368 Route 90. ROVEREDO.
93/4 M. Cama (1260'), 2i/.2 M. from Lostallo, the first figs
and mulberries are seen, near the Capuchin convent; 3/4 M.,
Leggia (1125'); l'^M., Grono (1000'), with the massive tower
of Florentina, and near it a chapel adorned with ancient fres¬
coes, at the mouth of the Val Cutanea.
The Val Calanca, 18 M. in length, ascends in a straight direction to¬
wards the Vogelberg (or Adula group, p. 366). A good road, first on the
1., then on the r. bank of the Calancasca, leads by Molina, Arvigo, S. Do-
menica, and Augio to (12 M.) Rossa (3576') (Inn), the principal village in
the valley. (Difficult route hence to the W. by the Qiunella Pass, 6955',
to Malvaglia in the Val Blegno, p. 311.) The road terminates here. Val-
bella (4383'), the highest hamlet, is 1 hr. farther up, beyond which is the
(1 hr.) Alp Alogna (4655'). Thence to the E. over the Passo dei Passetti
(6808') to S. Bernardino (p. 367) 4—5 hrs.; guide advisable.
l'/4 M. Koveredo (974') (Posta; Croce; *Angelo, landlord
speaks German), the capital (1171 inhab.) of the lower Val
Mesocco , with the ruined castle of the once powerful Trivulzio
S. Vittore (882') is the last village of the Grisons, Lumino the
first of the Canton Ticino. Before the Moesa bridge is crossed, the
Bernardino route joins the St. Gotthard Road (p. 85). Below the
confluence of the Moesa and the Tessin (Ticino) stands Arbedo
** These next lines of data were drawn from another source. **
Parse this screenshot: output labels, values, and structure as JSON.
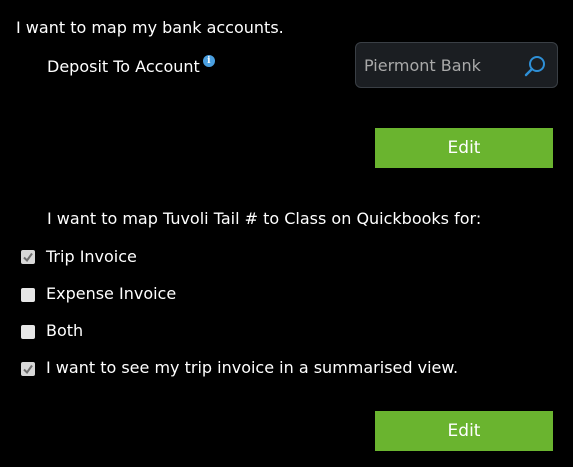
{
  "bank": {
    "heading": "I want to map my bank accounts.",
    "deposit_label": "Deposit To Account",
    "info_icon": "info-icon",
    "search": {
      "value": "Piermont Bank",
      "icon": "search-icon"
    },
    "edit_label": "Edit"
  },
  "class_mapping": {
    "heading": "I want to map Tuvoli Tail # to Class on Quickbooks for:",
    "options": [
      {
        "label": "Trip Invoice",
        "checked": true
      },
      {
        "label": "Expense Invoice",
        "checked": false
      },
      {
        "label": "Both",
        "checked": false
      },
      {
        "label": "I want to see my trip invoice in a summarised view.",
        "checked": true
      }
    ],
    "edit_label": "Edit"
  },
  "colors": {
    "background": "#000000",
    "button": "#6ab42f",
    "info_icon": "#4a9fe0",
    "search_icon": "#2e8fd6",
    "input_background": "#1b1e22"
  }
}
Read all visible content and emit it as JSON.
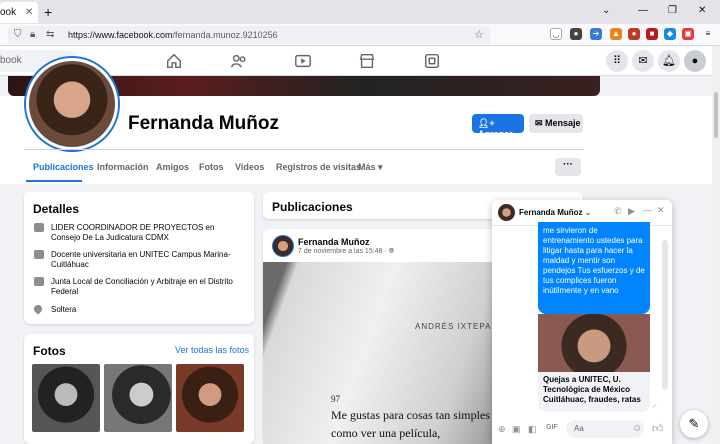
{
  "browser": {
    "tab_label": "ook",
    "url_host": "https://www.facebook.com",
    "url_path": "/fernanda.munoz.9210256"
  },
  "fb": {
    "search_placeholder": "book",
    "profile": {
      "name": "Fernanda Muñoz",
      "add_label": "Agregar",
      "message_label": "Mensaje"
    },
    "tabs": [
      "Publicaciones",
      "Información",
      "Amigos",
      "Fotos",
      "Videos",
      "Registros de visitas",
      "Más"
    ],
    "details": {
      "title": "Detalles",
      "items": [
        "LIDER COORDINADOR DE PROYECTOS en Consejo De La Judicatura CDMX",
        "Docente universitaria en UNITEC Campus Marina-Cuitláhuac",
        "Junta Local de Conciliación y Arbitraje en el Distrito Federal",
        "Soltera"
      ]
    },
    "photos": {
      "title": "Fotos",
      "see_all": "Ver todas las fotos"
    },
    "posts": {
      "title": "Publicaciones",
      "author": "Fernanda Muñoz",
      "date": "7 de noviembre a las 15:48 · ",
      "book_header": "ANDRÉS IXTEPAN",
      "book_page": "97",
      "book_line1": "Me gustas para cosas tan simples",
      "book_line2": "como ver una película,"
    },
    "chat": {
      "name": "Fernanda Muñoz",
      "message": "me sirvieron de entrenamiento ustedes para litigar hasta para hacer la maldad y mentir son pendejos Tus esfuerzos y de tus complices fueron inútilmente y en vano",
      "caption": "Quejas a UNITEC, U. Tecnológica de México Cuitláhuac, fraudes, ratas",
      "input_placeholder": "Aa"
    }
  }
}
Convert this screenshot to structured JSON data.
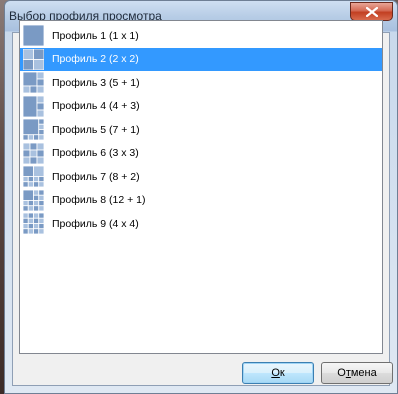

(813'), a village connected with a sad event in the history of
Switzerland. On 30th July, 1422, a battle took place here
between 3000 Swiss and 24,000 Milanese, in which 2000 of the
former fell. They were interred beneath several mounds of earth,
termed Chiesa Rossa from their red colour, near the church of St.
93/4 M. Bellinzona, see p. 85.
Travellers may proceed from Bellinzona to Milan (p. 394) via Lago
Maggiore (R. 95) or Lugano (next route); comp. Baedeker's JV. Italy.
91. From Bellinzona to Como (Milan].
Comp. Map, p. 384.
37'|2 M. Diligence to Camerlata twice daily in 73|4 hrs. (fare 8 fr.
70 c). The passage of Monte Cenere and the journey from Lugano to Capo-
lago may be performed on foot.
The road leaves the valley of the Ticino near Cadenazzo
(751', p. 373), 33/4 M. from Bellinzona (p. 85), and winds up¬
wards through a beautiful chestnut wood, along the slope of
Monte Cenere (4y2M.), commanding a variety of fine *views of
Bellinzona and the valley of the Ticino , the influx of the latter
into the Lago Maggiore, the N. part of that lake, and Locarno.
On the summit of the pass (1814'j stands a guard-house (Corpo
di Guardia), and near it the Osteria Nuova. The road then
descends between the mountains, in a fertile valley, and reaches
93/4 M. Bironico (1420'), where the Vedeggio (a stream
which rises at the foot of Monte Camoghe, a few miles to the E.,
usually dry in summer) is reached.